START Data excerpts

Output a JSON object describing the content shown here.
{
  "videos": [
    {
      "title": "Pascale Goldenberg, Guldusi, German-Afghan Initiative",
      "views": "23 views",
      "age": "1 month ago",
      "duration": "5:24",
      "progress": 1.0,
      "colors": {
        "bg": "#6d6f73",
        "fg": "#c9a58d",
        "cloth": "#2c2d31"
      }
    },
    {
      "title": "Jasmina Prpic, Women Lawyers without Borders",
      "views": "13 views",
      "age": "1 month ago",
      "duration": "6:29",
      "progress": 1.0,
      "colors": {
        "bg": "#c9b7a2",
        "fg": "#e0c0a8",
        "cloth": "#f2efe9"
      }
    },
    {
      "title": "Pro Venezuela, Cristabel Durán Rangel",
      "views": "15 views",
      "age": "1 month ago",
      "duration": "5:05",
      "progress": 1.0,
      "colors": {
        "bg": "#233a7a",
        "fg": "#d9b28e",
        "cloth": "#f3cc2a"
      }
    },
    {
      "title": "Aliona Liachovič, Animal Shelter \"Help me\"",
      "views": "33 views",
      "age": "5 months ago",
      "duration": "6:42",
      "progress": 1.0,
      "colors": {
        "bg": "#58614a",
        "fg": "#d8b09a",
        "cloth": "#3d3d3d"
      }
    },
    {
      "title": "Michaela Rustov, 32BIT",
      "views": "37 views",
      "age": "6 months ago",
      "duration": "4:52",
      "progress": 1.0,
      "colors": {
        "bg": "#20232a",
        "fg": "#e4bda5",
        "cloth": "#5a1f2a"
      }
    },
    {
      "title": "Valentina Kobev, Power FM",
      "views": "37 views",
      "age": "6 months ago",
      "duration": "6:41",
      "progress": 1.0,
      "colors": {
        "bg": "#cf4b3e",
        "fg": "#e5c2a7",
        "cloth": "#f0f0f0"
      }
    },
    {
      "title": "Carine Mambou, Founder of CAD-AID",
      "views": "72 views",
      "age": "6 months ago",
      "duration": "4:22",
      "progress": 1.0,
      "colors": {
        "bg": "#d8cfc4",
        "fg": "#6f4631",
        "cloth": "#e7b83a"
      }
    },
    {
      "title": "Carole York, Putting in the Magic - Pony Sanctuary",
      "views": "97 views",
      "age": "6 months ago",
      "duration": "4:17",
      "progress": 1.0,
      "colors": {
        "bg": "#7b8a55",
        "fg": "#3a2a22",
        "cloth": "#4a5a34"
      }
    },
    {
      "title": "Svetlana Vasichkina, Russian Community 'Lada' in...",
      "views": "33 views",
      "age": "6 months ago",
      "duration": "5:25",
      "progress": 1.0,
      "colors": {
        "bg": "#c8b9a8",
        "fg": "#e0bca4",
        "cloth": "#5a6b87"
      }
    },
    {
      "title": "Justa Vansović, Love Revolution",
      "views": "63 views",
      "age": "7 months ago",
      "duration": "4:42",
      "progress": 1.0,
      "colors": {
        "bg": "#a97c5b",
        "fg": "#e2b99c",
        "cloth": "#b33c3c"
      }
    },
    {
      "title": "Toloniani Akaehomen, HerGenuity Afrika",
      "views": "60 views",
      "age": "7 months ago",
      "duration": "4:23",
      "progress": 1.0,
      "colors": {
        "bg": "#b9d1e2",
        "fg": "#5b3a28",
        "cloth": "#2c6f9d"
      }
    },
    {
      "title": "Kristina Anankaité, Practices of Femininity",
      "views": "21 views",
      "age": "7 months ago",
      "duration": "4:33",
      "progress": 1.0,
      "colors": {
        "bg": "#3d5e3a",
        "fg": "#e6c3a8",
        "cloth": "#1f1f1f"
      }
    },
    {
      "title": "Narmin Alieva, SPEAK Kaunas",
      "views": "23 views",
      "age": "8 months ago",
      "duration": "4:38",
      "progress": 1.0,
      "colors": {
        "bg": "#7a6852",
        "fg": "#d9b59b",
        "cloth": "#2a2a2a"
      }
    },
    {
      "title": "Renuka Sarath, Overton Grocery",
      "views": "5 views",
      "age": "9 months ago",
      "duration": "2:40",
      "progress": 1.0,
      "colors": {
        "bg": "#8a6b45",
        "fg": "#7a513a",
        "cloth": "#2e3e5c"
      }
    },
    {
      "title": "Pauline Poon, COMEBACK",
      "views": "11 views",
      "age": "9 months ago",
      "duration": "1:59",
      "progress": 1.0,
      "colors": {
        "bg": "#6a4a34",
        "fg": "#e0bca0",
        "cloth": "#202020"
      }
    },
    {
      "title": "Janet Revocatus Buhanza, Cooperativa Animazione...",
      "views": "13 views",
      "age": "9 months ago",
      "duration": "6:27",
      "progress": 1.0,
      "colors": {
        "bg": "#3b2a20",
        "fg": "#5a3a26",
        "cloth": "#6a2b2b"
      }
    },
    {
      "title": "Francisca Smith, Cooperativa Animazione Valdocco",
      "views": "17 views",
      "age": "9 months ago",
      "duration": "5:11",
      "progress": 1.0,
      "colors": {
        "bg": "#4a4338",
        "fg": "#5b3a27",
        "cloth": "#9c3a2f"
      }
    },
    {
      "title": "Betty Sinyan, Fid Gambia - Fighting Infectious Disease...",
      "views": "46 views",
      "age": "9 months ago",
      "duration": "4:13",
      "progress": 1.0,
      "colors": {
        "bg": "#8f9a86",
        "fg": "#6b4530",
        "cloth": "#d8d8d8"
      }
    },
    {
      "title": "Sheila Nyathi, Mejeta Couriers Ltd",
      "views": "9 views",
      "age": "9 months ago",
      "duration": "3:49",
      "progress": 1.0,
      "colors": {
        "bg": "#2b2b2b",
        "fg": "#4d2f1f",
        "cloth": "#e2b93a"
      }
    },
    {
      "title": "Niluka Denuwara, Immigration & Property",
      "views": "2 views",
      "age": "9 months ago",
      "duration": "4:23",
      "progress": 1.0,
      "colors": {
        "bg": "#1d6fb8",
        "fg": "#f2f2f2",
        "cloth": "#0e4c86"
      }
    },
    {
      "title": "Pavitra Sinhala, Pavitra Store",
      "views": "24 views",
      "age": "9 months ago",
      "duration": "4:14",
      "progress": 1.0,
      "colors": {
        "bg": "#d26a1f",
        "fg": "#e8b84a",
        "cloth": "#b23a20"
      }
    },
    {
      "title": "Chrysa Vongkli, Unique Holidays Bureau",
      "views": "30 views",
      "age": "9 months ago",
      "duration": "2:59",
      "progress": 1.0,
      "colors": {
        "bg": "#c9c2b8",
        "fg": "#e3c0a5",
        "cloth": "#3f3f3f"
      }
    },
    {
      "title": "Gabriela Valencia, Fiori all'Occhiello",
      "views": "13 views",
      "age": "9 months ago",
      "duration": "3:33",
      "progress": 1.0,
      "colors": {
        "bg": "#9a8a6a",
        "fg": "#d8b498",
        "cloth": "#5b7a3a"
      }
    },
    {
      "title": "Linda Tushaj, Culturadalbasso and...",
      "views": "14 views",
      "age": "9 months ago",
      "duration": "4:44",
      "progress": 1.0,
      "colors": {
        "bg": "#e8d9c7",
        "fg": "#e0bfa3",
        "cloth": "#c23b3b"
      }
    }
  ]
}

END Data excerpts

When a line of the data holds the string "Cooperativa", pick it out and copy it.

__Solution for this problem__.
      "title": "Janet Revocatus Buhanza, Cooperativa Animazione...",
      "title": "Francisca Smith, Cooperativa Animazione Valdocco",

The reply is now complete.